Ready to do some ass kicking and name taking. ©Warner Bros

If you clicked on this review, you’re probably only interested in knowing whether or not Justice League was better than Batman vs Superman (see our review) or Suicide Squad (see our review), so I’ll put you out of your misery immediately.

It’s okay. Not bad, but not great either. Then again, the bar was already set low with the twin disasters of BvS and Suicide Squad. But when Wonder Woman (see our review) showed up and became the top grossing movie in the DCEU franchise, it gave DC fans the hope they so badly needed.

And it was clear that fans weren’t the only ones anxious about the movie, because the screening I attended was full of hired staff going around reminding people that they couldn’t take photos of the preview screen (which was basically the movie poster).

They also told us to delete whatever pictures we had taken, and that we couldn’t post it on social media, which I felt was a little excessive considering the fact that advanced screenings in the US started last week.

But anyway. Justice League starts out with Bruce Wayne (Ben Affleck) and Diana Prince (Gal Gadot) finding out that Steppenwolf (voiced by an underused Ciarán Hinds), one of the New Gods, is hellbent on taking over the world. The two of them set out to recruit Barry Allen (Ezra Miller), Victor Stone (Ray Fisher) and the mysterious Arthur Curry (Jason Momoa) to help them fight the forces of evil.

Justice League trailer
“You call me Captain America one more time and I will cut you.” ©Warner Bros

I know, when I’ve written it out like that, it sounds like every other superhero movie. This is not untrue, but I still managed to enjoy the movie. Unfortunately, it does get let down by its third act. The CGI is at times too messy, the action sequences too chaotic with too many people fighting, and then you start wondering if it’s even possible for a superhero movie to have a satisfying ending that makes sense.

But there is quite a bit to like about Justice League. There’s just enough lightness and humour running through the movie that was sorely lacking in Man of Steel, BvS and Suicide Squad (yep, we’re going there), and this made all the difference. In particular, Miller’s Barry Allen really benefited from the lighter tone of the script, which gave him just enough room to flex his comedic chops without going overboard.

Much has been said about the reshoots that were done when Joss Whedon took over the reins from Zack Synder, who up until then had been the driving force and vision behind the DCEU. We may never know the whole truth, but I will tell you this, Justice League had Whedon’s hand all. over. it.

There’s still some vestiges of Synder left in it, particularly in terms of visual effects and art direction, but the script makes way too much sense for it be anything but Whedon.
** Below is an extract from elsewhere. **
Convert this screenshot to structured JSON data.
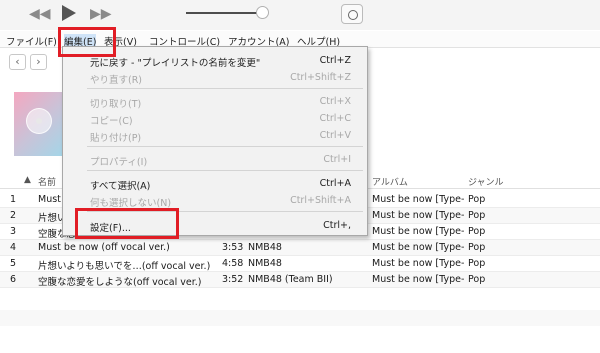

There’s a bit of a polish and edited feel to the story that weren’t present in any Synder movie I’ve ever watched, including Watchmen (2009). The plot also shares many themes with Avengers: Age of Ultron (2014), which, surprise, was also directed and scripted by Whedon.

If you find yourself chuckling at a joke made onscreen here, that’s Whedon’s doing too. Almost all the jokes are too quippy to have been written by anyone else. There’s a particular gag with Aquaman and Wonder Woman that I’m convinced Snyder would NEVER have allowed, but it was one of things that I enjoyed the most about Justice League.

Ezra Miller as Barry Allen ain’t no flash in the pan. ©Warner Bros

Gadot is resplendent and magnificent as ever as Wonder Woman, while Affleck puts in an uninspiring performance in his second outing as Batman. Fisher as Cyborg wasn’t too bad either, but I do wish he had been given more to do. I also felt that Momoa was criminally underused as Aquaman, but I suppose that we’ll find out more about him in the highly anticipated Aquaman movie.

The MVP of the Justice League for me has to be Ezra Miller, who plays the Flash with just the right combination of vulnerability, awkwardness and intelligence with impeccable comedic timing.

However, one thing that really stood out to me, especially on the heels of Wonder Woman, was how the character herself was portrayed by a male director. There were a lot of shots of Wonder Woman’s butt. There was also an abundance of scenes shot at low camera angles, which meant that at certain climactic moments, we were essentially given an upskirt shot of Wonder Woman. I don’t think this was deliberate (at least, I hope it wasn’t), but I don’t remember many shots like that in Patty Jenkins’s movie.

Also, what the hell was up with those golden boob cages passing as Amazonian armour? Whatever material they were made out of, they exaggerated the breasts of the actresses and stuntwomen playing Amazons so much that I found myself getting seriously distracted by them.

Other people have written about this issue at more length, and one stuntwoman has come forth to say that this wasn’t an issue for her, but I didn’t like this new armour.

That said, don’t let that stop you from watching Justice League, and be sure to stay for a fun mid-credits scene and another post-credits scene. The DCEU seems to have finally found its footing, and I can only hope this continues.

Justice League opens in Singapore theatres today. Tell us what you think of the movie!